The paper sets out a new framework for guaranteeing that organisations that employ AI robots have accountability guidelines in place. AI robots are increasingly used to facilitate human activity in many industries – for example, healthcare, educational settings, mobility and the military.
The researchers suggest two themes for ethical evaluations: the locus of morality – the level of autonomy to choose an ethical course of action – and moral intensity – the potential consequences of the use of AI robots.
To develop the framework, Zsofia Toth, associate professor in marketing and management at Durham University Business School, alongside her colleagues – professors Robert Caruana, Thorsten Gruber and Claudia Loebbecke – reviewed the uses of AI robots in different professional settings from an ethical perspective. The researchers then developed four clusters of accountability, to help the identification of specific actors who are accountable for AI robots’ actions.
These four clusters revolve around the ethical categories of illegal, immoral, permissible and supererogatory, which are outlined in normative business ethics.
The researchers say that "supererogatory actions represent a positive extra mile from what one expects morally, whilst the other three categories were either neutral or negative". Illegal is any action that is against the law and regulations; immoral is any action that only reaches the legal threshold’s bare minimum, and morally permissible actions are those not requiring explanations of putative fairness or appropriateness.

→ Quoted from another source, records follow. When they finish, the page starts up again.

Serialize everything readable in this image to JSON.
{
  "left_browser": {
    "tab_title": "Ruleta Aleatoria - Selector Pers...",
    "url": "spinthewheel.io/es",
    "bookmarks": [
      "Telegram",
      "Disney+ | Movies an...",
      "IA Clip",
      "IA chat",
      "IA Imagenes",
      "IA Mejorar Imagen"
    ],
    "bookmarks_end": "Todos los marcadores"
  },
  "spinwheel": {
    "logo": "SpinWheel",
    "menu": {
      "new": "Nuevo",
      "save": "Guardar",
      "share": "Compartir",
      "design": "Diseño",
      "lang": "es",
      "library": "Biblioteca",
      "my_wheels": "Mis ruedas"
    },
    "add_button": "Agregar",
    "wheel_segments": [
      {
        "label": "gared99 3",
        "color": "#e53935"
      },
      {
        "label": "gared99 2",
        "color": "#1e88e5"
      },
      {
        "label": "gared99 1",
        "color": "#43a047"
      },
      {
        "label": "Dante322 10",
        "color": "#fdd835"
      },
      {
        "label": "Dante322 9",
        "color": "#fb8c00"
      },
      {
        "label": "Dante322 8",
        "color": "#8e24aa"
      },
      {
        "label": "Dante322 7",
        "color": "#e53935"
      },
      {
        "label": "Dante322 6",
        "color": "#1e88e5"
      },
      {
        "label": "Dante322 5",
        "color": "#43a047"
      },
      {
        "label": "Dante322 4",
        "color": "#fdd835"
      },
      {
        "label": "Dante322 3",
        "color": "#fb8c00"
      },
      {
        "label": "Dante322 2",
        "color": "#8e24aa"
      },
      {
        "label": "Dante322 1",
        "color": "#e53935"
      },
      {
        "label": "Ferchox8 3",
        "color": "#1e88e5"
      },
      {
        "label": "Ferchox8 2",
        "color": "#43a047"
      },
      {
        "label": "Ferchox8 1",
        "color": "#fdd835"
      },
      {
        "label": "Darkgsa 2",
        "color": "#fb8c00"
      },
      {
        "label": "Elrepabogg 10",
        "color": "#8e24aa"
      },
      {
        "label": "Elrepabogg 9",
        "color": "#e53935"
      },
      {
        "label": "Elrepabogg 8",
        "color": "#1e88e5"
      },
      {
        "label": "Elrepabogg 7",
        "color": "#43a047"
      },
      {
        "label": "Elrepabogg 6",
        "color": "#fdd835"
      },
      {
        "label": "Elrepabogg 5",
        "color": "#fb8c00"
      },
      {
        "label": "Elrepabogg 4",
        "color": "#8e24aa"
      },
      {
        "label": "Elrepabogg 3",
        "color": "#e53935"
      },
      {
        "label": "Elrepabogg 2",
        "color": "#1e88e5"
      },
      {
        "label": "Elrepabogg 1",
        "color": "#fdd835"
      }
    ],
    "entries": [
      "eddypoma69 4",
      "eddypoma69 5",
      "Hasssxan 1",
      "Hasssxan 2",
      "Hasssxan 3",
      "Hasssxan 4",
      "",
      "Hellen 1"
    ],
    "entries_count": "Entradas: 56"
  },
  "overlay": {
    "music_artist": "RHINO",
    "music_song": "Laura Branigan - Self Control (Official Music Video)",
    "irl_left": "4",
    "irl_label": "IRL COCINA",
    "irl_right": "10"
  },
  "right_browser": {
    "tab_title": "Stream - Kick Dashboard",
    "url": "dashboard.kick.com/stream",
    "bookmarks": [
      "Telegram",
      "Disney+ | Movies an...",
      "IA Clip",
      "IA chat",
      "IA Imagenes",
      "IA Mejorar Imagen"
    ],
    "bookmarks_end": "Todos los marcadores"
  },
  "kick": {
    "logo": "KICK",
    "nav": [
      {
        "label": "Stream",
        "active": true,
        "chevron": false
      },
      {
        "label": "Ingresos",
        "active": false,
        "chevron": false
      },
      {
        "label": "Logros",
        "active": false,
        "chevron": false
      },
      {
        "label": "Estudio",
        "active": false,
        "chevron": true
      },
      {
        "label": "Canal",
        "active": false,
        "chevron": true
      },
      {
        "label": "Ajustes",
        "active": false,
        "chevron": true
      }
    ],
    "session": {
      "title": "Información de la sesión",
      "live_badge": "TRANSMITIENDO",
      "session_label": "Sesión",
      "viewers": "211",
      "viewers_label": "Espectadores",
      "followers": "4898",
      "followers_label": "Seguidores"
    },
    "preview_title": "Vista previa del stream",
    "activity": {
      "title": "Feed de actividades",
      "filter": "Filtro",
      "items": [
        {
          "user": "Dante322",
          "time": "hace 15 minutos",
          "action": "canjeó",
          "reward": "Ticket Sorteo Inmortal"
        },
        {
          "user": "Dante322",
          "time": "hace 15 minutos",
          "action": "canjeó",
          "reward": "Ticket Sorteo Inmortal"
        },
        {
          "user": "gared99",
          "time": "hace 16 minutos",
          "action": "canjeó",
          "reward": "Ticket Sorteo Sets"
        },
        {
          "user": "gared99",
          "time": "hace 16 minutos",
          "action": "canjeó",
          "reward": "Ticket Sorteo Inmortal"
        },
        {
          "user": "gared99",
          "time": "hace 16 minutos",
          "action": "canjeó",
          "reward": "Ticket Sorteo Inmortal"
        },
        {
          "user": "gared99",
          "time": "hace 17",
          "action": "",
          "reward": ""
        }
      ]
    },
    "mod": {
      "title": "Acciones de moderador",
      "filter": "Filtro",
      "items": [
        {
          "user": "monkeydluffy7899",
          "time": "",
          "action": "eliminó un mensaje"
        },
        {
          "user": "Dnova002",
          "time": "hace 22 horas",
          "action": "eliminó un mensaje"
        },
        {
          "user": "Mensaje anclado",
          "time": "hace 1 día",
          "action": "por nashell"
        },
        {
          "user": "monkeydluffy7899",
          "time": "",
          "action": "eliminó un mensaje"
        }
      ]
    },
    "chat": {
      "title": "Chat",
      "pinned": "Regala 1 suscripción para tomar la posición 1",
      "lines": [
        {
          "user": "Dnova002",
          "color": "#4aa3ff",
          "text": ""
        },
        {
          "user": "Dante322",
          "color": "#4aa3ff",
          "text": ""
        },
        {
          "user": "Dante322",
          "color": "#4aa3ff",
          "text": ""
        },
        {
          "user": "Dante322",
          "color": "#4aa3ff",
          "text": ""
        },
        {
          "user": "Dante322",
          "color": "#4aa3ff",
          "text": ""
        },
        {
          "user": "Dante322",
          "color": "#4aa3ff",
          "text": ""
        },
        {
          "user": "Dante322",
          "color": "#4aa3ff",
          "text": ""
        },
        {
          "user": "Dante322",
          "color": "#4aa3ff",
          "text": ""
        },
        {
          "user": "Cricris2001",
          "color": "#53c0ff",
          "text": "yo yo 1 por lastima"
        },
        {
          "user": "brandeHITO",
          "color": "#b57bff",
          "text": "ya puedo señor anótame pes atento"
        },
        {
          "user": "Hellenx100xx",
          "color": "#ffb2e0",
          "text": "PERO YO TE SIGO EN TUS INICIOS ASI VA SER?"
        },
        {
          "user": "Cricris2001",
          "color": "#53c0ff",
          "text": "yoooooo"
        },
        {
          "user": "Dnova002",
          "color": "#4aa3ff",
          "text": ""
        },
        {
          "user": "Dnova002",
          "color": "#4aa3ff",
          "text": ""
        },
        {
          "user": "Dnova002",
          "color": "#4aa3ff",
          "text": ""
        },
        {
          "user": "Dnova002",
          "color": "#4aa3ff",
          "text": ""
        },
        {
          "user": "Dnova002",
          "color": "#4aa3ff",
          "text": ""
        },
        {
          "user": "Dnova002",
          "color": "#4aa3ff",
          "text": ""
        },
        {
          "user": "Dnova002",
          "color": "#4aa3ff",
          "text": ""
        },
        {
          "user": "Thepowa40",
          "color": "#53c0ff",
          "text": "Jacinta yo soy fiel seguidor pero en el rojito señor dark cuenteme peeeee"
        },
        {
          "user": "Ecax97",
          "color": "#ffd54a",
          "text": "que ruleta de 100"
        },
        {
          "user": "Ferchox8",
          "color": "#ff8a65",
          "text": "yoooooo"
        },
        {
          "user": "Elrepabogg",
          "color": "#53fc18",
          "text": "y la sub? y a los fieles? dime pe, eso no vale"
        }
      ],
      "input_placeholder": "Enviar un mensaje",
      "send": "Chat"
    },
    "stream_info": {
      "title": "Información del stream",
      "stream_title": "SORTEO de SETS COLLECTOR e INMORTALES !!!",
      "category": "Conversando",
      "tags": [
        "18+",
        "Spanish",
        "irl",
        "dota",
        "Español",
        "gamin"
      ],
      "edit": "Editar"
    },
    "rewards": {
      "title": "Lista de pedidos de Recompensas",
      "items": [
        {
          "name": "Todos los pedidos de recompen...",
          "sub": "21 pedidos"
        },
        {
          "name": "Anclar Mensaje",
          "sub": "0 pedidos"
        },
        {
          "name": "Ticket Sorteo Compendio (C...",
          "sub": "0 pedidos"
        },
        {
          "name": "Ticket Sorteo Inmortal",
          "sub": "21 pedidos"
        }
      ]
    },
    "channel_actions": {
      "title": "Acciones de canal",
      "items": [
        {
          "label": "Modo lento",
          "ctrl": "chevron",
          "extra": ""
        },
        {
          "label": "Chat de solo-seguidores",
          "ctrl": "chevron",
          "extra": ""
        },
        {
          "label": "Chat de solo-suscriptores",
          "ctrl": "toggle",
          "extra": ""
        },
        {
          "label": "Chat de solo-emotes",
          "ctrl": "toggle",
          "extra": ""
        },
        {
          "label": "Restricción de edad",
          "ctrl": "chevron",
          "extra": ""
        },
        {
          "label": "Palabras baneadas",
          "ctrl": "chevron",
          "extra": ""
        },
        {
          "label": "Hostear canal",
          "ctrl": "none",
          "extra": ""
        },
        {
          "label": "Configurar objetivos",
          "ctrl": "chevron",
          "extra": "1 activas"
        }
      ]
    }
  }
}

Humans can set boundaries in what AI robots can and should learn and unlearn (for instance, to decrease or eliminate racial/gender bias) and the type of decisions they can make without human involvement (such as in the case of a self-driving car in an emergency setting).
Toth said: “In a normal working environment, if a person makes an error, mistake or commits any wrongdoing, it is obvious who is accountable in most circumstances, either that person specifically or the wider organisation. However, when you bring AI robots into the mix this becomes much more difficult to understand, and also how such incidents could be prevented. Hence why this framework offers ways to ensure that there is more clarity about responsibilities from the beginning of the use of an AI robot.”
Each cluster in the framework had actors who are responsible for the AI robot’s actions. In the first cluster ‘professional norms’, where AI robots are used for small, remedial, everyday tasks like heating or cleaning, robot design experts and customers take most responsibility for the appropriate use of the AI robots.
In the second cluster, ‘business responsibility’ – where AI robots are used for difficult but basic tasks, such as mining or agriculture – a wider group of organisations bear the brunt of responsibility for AI robots. In cluster three, ‘inter-institutional normativity’ – where AI may make decisions with potential major consequences, such as healthcare management and crime-fighting – governmental and regulatory bodies should be increasingly involved in agreeing on specific guidelines.
In the fourth cluster, ‘supra-territorial regulations’ – where AI is used on a global level, such as in the military, or driverless cars – a wide range of governmental bodies, regulators, firms and experts hold accountability. This comes with the high dispersal of accountability. This, however, does not imply that the AI robots “usurp” the role of ethical human decision-making but it becomes increasingly complex to attribute the outcomes of AI robots’ use to specific individuals or organisations and thus these cases deserve special attention.
The researchers hope that their new framework offers insights and an approach for policymakers and governments to place accountability on the actions of AI robots. Previously, the accountability of these actions was a grey area, but they say "a framework like this should help to reduce the number of ethically problematic cases of AI robots’ use".